the two 20 mer was identical in the linker DNA and this linker DNA may be synthetically or randomly designed.)
The mix was denatured at 94° C for 1 min. , annealed at 55°C for 1 minute, and elongated at 73° C for 15 minutes in sequential order. The cycle of denaturing, annealing and elongating was repeated 30 times. The amplified DNA product was extracted one time with chloroform, ethanol precipitated and dissolved in IX Tris/EDTA buffer.
The size distribution of amplified DNA fragments was almost the same as the original DNA digest suggesting the amplification may be homogeneous. The gel analysis of the DNA fragments suggested that the original composition of the human DNA digest can be regenerated by this non- primer specific PCR procedure.
Although other theories or mechanisms were not addressed, they should be considered as within the realm of possibility and the described mechanism is not intended to be limiting the invention. Even though the invention has been described with a certain degree of particularity, it is evident that many alternatives, modifications, and variations will be apparent to those skilled in the art in light of the foregoing disclosure. Accordingly, it is intended that all such alternatives, modifications, and variations which fall within the spirit and the scope of the invention be embraced as defined by the claims.
This technology can also be applied to quantitate the copy number of an amplified gene in small number of tumor cells. Another application is the use of the three

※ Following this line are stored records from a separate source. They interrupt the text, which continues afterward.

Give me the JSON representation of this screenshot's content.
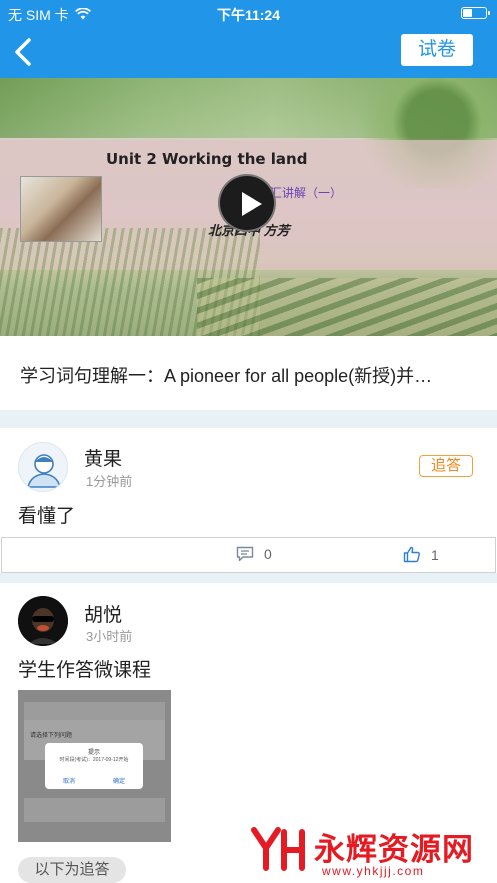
{
  "status_bar": {
    "carrier": "无 SIM 卡",
    "time": "下午11:24"
  },
  "nav": {
    "exam_button": "试卷"
  },
  "video": {
    "slide_title": "Unit 2 Working the land",
    "slide_subtitle": "词汇讲解（一）",
    "slide_author": "北京四中 方芳"
  },
  "lesson": {
    "title": "学习词句理解一：A pioneer for all people(新授)并…"
  },
  "comments": [
    {
      "name": "黄果",
      "time": "1分钟前",
      "text": "看懂了",
      "reply_label": "追答",
      "comment_count": "0",
      "like_count": "1"
    },
    {
      "name": "胡悦",
      "time": "3小时前",
      "text": "学生作答微课程",
      "follow_label": "以下为追答",
      "thumbnail": {
        "dialog_title": "提示",
        "dialog_message": "时间段(考试)：2017-09-12开始",
        "cancel": "取消",
        "confirm": "确定",
        "row_text": "请选择下列问题"
      }
    }
  ],
  "watermark": {
    "brand": "永辉资源网",
    "url": "www.yhkjjj.com",
    "color": "#e51b24"
  },
  "colors": {
    "primary": "#2196e8",
    "accent_orange": "#f08a20"
  }
}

restriction endonucleases to digest DNA to yield DNA fragments for the production a polymerase chain reaction walking library, where the average DNA size is amenable to polymerase chain reaction amplification (at least 98% DNA fragments will amplify by the polymerase chain reaction method) . An additional application is the use of this strategy to homogeneously amplify DNA micro- dissected from a specific chromosomal region.